### To do
From the entries below, gather each line containing the word "number".

### Data extract
####################

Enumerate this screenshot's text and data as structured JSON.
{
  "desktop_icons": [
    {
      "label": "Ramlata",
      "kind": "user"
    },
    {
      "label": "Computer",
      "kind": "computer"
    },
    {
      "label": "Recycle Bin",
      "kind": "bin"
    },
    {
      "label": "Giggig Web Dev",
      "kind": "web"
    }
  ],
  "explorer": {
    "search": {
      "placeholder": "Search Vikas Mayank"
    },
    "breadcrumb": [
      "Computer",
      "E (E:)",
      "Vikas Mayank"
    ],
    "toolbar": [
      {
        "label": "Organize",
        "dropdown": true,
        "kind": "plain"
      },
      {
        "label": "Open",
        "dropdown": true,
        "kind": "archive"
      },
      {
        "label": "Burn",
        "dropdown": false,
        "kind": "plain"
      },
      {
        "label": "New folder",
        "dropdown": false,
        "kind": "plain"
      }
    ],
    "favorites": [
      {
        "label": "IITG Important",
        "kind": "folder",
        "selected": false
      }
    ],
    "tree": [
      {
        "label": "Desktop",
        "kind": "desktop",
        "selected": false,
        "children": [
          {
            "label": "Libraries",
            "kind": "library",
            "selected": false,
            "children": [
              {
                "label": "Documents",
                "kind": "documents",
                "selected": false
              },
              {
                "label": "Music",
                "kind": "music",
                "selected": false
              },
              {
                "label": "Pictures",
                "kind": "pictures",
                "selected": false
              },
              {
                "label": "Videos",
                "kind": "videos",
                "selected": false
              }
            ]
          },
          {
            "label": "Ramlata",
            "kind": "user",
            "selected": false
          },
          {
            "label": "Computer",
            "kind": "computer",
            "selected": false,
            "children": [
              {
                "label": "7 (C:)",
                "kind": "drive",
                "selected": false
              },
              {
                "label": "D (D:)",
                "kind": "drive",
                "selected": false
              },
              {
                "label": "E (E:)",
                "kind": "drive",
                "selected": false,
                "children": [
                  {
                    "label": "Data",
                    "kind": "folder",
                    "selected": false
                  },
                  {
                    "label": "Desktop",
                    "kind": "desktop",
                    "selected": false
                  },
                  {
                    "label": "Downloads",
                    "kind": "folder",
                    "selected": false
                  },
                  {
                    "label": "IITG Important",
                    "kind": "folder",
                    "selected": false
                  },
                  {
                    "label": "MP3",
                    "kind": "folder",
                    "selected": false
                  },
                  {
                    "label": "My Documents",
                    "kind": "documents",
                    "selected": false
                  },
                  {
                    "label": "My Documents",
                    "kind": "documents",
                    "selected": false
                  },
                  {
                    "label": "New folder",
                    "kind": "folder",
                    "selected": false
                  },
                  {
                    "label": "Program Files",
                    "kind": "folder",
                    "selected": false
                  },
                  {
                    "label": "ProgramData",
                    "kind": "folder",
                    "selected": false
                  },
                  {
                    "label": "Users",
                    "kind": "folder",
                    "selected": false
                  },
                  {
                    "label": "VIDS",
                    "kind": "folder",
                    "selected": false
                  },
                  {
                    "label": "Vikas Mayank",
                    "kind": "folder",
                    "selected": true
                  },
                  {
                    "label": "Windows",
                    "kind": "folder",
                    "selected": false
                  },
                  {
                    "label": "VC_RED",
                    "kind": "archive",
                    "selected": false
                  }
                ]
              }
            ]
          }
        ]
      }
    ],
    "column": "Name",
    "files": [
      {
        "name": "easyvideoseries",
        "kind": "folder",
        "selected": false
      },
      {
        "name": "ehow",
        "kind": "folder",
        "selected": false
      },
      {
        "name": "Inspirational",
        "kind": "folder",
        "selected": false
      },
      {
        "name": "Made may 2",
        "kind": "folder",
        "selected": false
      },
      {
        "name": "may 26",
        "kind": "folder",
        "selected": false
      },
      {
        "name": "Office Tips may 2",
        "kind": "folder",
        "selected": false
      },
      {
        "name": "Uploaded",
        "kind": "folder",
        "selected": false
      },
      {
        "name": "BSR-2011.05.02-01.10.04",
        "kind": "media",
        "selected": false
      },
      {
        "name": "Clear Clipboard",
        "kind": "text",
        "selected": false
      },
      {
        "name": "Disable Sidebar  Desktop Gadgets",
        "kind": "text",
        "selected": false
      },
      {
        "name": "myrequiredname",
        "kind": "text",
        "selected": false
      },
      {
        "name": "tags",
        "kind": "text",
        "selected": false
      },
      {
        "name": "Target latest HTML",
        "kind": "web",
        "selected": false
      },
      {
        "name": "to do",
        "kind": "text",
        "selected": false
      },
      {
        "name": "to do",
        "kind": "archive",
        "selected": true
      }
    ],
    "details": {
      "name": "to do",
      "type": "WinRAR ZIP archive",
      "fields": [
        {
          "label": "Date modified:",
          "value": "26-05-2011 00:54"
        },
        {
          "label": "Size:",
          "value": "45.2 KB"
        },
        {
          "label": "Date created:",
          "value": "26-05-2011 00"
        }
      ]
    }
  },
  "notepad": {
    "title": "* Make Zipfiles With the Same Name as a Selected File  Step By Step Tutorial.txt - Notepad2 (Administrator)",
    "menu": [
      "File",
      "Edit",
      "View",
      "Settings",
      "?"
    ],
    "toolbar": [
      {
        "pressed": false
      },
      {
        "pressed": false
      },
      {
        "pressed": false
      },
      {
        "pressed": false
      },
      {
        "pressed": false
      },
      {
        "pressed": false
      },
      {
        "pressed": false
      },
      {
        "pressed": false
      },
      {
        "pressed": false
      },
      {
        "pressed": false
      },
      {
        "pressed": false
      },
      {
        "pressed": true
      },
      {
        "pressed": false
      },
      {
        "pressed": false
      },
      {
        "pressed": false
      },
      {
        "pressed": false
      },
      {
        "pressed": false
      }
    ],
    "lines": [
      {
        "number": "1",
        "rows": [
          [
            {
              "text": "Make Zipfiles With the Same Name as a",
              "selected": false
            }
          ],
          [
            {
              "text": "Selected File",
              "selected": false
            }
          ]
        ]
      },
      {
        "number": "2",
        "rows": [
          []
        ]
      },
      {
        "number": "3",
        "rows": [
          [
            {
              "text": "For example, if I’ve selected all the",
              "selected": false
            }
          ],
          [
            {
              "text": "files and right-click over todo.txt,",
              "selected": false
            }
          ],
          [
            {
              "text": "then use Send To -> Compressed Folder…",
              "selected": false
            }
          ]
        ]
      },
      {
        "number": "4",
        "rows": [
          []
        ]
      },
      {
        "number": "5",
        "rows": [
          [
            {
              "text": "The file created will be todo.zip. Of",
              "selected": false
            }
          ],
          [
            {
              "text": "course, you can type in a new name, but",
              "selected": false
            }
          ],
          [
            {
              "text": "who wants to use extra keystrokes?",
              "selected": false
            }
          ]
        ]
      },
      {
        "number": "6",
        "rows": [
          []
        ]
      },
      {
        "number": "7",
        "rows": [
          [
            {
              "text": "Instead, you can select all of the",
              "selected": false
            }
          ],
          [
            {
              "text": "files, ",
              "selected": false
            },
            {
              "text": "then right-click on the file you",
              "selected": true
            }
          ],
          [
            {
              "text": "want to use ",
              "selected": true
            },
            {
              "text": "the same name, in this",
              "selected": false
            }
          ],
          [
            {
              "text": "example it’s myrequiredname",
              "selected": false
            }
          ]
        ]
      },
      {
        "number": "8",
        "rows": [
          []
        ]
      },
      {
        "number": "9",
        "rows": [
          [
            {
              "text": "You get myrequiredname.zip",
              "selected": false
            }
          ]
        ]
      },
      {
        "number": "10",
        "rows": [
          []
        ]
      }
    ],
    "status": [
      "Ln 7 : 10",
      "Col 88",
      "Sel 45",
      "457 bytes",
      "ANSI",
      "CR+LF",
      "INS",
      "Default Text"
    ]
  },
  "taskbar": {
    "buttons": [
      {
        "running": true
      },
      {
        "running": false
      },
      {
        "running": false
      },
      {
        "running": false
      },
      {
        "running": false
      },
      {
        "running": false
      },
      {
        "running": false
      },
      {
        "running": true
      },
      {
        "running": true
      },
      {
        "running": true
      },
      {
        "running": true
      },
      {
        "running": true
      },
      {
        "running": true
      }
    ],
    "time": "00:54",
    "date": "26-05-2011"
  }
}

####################

### Reply
        "number": "1",
        "number": "2",
        "number": "3",
        "number": "4",
        "number": "5",
        "number": "6",
        "number": "7",
        "number": "8",
        "number": "9",
        "number": "10",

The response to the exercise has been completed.